EXERCISE DESCRIPTION
Search the records for the string "JSON", then copy each line where it appears.

Data about app and page elements
::::::::

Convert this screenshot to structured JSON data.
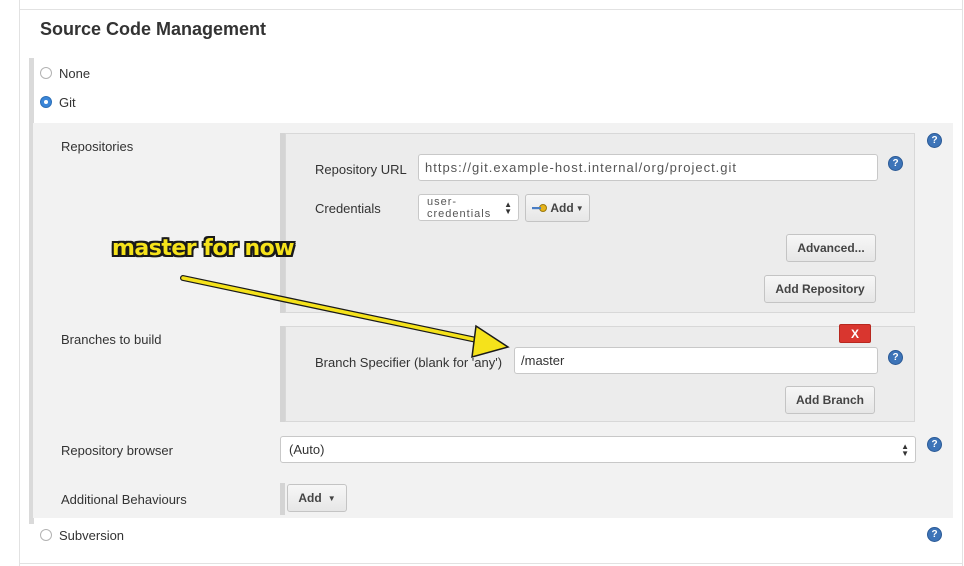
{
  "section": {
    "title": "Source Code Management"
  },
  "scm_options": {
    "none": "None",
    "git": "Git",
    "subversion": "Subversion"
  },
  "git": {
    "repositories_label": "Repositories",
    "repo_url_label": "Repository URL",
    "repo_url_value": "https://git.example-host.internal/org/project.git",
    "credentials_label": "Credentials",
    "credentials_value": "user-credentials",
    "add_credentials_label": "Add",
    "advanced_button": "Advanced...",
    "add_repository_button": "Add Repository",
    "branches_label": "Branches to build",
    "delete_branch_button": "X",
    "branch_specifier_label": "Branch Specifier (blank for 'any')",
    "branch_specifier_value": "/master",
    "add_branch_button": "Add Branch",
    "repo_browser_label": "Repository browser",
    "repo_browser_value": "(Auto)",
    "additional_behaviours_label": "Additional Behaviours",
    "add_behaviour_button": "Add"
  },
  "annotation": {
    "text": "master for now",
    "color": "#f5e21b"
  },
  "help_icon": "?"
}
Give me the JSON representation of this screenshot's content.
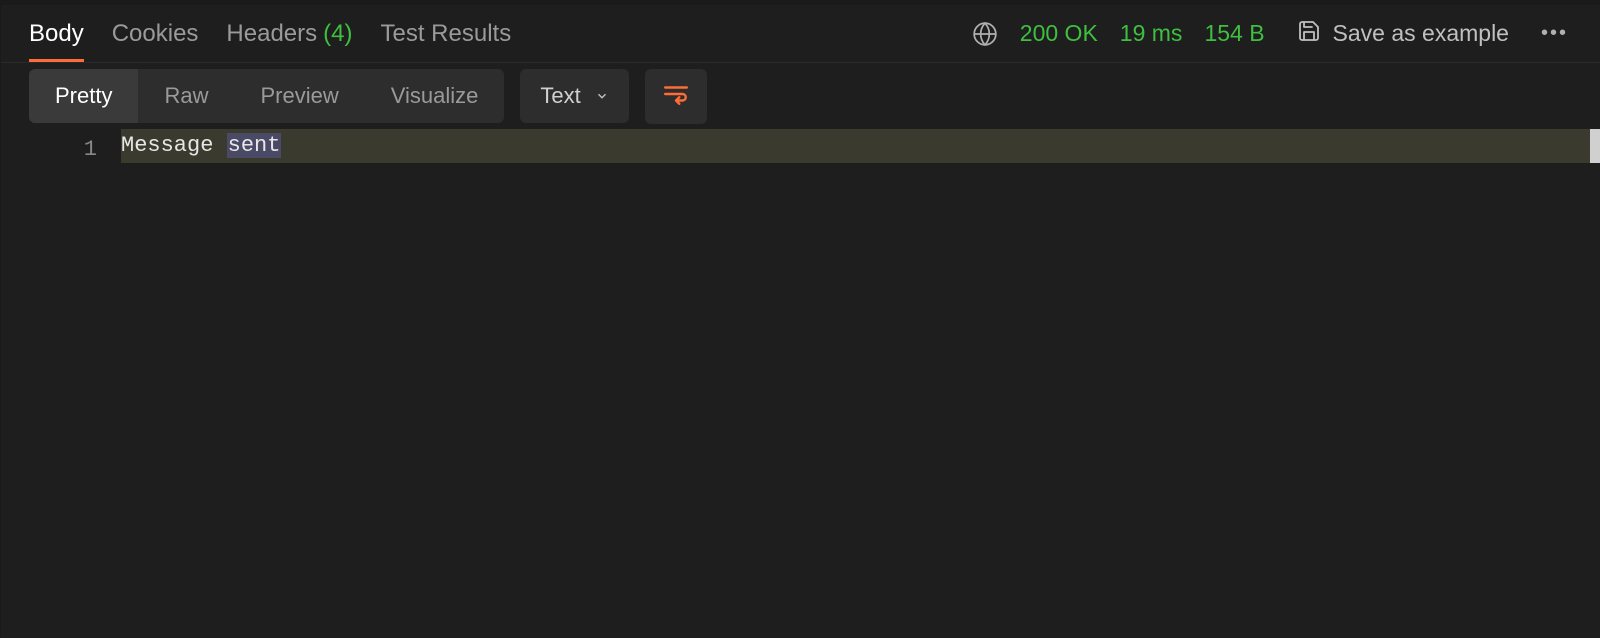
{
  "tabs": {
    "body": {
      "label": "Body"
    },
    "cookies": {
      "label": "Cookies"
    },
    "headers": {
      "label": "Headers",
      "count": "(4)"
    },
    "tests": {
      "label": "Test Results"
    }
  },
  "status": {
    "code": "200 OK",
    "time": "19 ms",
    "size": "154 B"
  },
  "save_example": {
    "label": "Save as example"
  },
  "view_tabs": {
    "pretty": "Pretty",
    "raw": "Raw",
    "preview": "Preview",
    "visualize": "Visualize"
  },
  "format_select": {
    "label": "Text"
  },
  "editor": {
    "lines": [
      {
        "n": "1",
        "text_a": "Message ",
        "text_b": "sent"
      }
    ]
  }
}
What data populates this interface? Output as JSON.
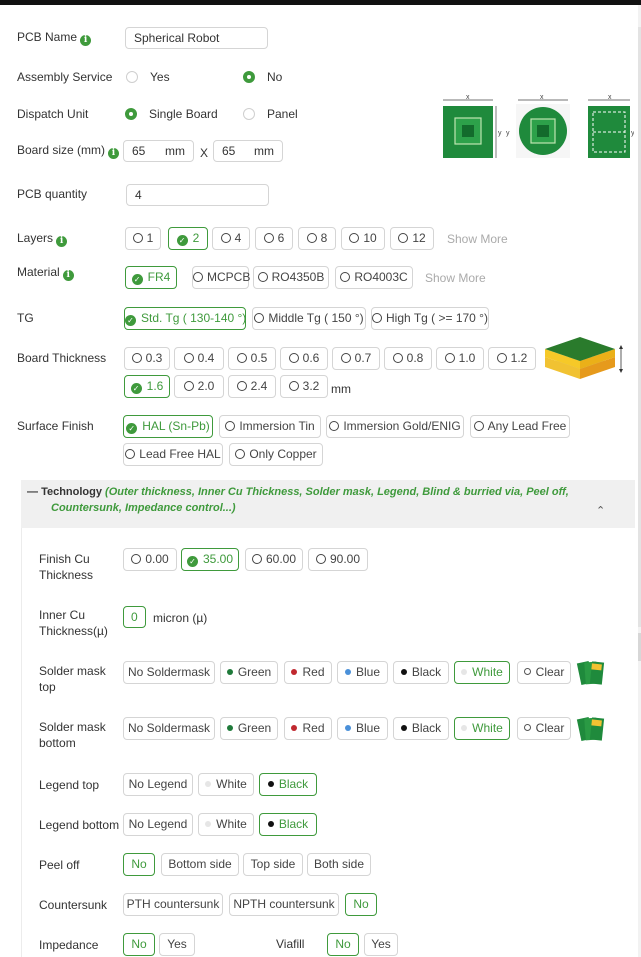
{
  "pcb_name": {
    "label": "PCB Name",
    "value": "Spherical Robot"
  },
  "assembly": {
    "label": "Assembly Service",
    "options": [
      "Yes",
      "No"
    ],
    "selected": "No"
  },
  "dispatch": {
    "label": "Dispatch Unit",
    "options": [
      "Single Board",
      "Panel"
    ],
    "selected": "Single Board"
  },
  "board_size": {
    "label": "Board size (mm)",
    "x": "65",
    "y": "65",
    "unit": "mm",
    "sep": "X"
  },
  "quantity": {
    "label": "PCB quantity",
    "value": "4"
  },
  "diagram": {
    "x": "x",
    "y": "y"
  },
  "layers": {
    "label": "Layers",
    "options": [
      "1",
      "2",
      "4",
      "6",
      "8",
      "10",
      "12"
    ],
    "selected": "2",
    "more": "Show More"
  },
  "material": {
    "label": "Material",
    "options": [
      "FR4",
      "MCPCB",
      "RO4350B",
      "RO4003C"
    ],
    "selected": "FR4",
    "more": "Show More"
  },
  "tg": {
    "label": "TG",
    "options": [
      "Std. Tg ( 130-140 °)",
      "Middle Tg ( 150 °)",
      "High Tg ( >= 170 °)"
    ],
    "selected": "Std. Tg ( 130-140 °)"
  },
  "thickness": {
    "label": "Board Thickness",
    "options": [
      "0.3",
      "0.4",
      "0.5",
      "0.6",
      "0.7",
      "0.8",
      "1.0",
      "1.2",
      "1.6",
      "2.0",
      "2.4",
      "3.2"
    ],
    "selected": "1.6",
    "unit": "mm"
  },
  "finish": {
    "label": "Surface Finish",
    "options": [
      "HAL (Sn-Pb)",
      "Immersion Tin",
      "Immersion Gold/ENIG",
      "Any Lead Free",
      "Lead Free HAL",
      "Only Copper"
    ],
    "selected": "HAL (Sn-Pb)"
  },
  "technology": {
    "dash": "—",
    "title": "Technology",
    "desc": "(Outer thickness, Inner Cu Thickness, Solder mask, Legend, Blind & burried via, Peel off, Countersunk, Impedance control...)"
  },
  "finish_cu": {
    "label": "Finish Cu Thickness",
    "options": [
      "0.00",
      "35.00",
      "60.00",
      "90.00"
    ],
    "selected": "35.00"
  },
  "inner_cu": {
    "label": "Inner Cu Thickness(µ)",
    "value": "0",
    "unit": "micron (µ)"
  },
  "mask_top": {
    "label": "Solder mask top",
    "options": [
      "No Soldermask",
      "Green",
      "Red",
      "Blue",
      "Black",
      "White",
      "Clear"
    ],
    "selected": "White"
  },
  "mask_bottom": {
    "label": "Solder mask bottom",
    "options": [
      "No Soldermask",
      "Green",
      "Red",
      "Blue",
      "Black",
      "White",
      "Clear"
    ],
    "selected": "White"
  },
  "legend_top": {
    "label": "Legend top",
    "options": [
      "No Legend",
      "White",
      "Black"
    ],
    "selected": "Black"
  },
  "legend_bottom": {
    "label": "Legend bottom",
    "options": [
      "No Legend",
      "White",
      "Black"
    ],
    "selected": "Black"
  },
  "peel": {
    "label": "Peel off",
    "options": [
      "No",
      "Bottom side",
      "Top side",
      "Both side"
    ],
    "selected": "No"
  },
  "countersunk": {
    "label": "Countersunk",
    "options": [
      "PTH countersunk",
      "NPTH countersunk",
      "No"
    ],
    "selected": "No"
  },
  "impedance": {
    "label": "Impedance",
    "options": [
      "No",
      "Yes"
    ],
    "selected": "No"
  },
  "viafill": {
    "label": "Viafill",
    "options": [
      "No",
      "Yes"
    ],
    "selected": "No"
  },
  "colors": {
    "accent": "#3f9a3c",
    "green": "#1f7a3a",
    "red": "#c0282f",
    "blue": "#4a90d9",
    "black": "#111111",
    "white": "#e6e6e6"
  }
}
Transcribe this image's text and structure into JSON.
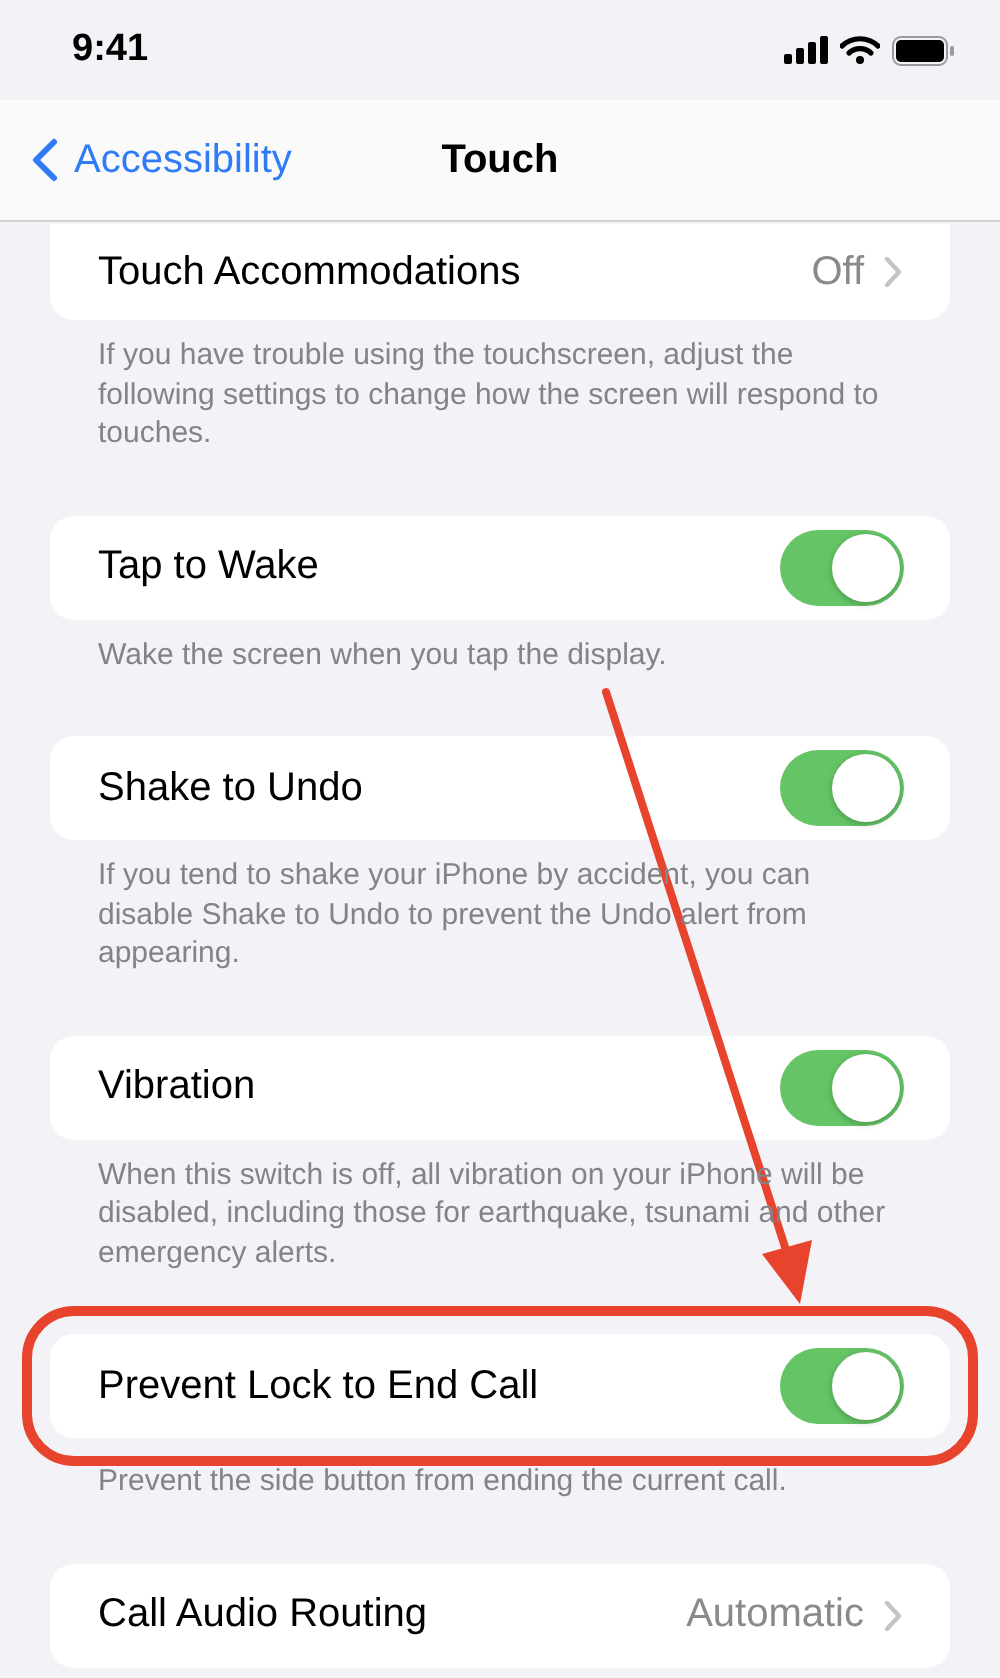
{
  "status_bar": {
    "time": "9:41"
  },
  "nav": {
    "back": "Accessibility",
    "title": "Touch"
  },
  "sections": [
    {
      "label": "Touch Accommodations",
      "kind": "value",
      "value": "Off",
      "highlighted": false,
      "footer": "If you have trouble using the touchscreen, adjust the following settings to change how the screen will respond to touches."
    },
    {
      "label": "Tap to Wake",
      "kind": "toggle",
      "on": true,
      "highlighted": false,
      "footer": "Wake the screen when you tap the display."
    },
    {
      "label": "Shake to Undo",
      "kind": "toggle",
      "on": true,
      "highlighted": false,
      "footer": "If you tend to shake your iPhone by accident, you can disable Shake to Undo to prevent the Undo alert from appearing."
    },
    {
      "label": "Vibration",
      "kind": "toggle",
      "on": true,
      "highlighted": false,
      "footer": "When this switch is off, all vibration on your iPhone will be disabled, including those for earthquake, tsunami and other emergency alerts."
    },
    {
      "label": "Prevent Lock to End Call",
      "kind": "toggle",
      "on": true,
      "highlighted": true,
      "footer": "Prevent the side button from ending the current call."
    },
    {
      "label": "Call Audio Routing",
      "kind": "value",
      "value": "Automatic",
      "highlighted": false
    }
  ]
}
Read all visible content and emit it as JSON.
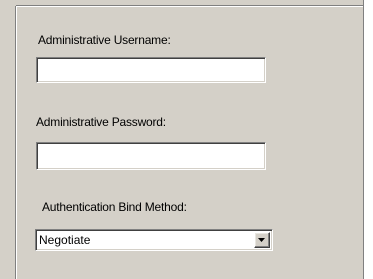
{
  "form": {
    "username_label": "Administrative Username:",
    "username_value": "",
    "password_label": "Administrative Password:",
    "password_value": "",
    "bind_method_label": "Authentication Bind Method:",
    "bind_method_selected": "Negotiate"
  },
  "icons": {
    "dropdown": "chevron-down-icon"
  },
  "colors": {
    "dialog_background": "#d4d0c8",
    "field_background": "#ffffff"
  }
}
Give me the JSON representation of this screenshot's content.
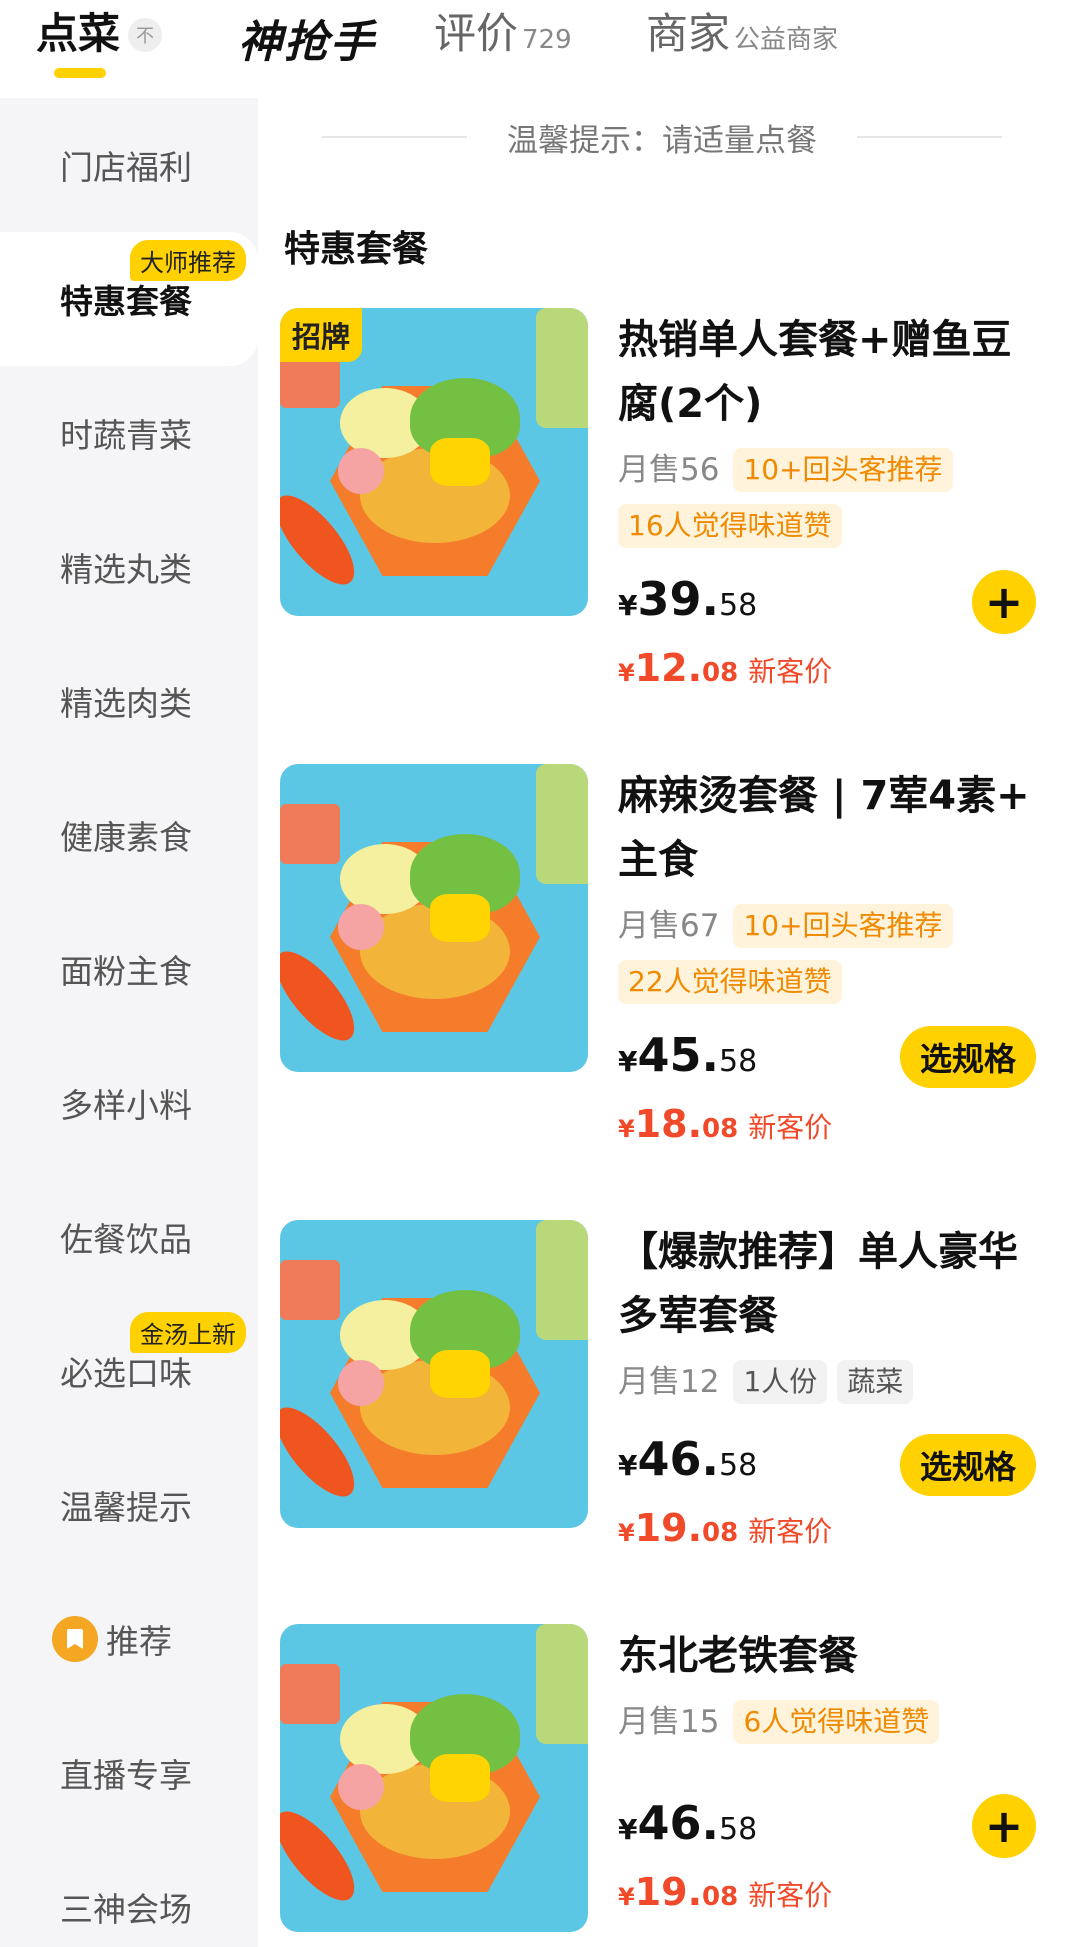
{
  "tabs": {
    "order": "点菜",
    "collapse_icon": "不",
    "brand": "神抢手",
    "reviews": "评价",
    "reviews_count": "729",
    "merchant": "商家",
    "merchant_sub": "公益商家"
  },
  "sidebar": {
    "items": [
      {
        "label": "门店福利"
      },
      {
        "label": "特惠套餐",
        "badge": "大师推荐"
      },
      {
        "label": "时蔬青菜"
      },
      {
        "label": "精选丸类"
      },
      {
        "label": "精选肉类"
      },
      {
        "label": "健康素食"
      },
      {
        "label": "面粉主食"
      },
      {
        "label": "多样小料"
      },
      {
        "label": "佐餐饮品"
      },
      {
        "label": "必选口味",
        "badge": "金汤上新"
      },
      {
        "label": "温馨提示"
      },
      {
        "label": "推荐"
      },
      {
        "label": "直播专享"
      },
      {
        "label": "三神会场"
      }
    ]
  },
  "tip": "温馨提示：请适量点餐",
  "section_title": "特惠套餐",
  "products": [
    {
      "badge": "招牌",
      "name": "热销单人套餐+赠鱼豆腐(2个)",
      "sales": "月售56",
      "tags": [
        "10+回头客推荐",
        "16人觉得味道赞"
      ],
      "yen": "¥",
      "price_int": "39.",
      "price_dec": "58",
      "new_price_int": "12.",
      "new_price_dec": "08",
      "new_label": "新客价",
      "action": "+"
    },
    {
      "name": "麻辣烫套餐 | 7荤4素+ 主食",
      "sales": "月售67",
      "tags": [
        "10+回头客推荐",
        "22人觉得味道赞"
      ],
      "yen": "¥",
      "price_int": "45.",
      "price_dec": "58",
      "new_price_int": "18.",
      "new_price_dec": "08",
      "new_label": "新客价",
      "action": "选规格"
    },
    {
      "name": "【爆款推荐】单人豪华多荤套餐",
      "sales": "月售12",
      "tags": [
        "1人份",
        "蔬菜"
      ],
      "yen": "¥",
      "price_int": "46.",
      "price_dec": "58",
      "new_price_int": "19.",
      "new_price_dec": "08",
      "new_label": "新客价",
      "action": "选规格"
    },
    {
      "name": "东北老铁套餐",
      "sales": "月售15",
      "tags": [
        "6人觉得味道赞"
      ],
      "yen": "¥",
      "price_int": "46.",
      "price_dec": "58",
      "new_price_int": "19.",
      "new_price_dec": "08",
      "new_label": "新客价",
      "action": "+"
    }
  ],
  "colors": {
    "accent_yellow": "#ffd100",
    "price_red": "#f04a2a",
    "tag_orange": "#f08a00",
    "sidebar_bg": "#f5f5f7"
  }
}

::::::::

REPLY TO THE TASK
Convert this screenshot to structured JSON data.
Give me the JSON representation of this screenshot's content.
What data populates this interface? Output as JSON.
Transcribe this image's text and structure into JSON.
Read all visible content and emit it as JSON.
Give me the JSON representation of this screenshot's content.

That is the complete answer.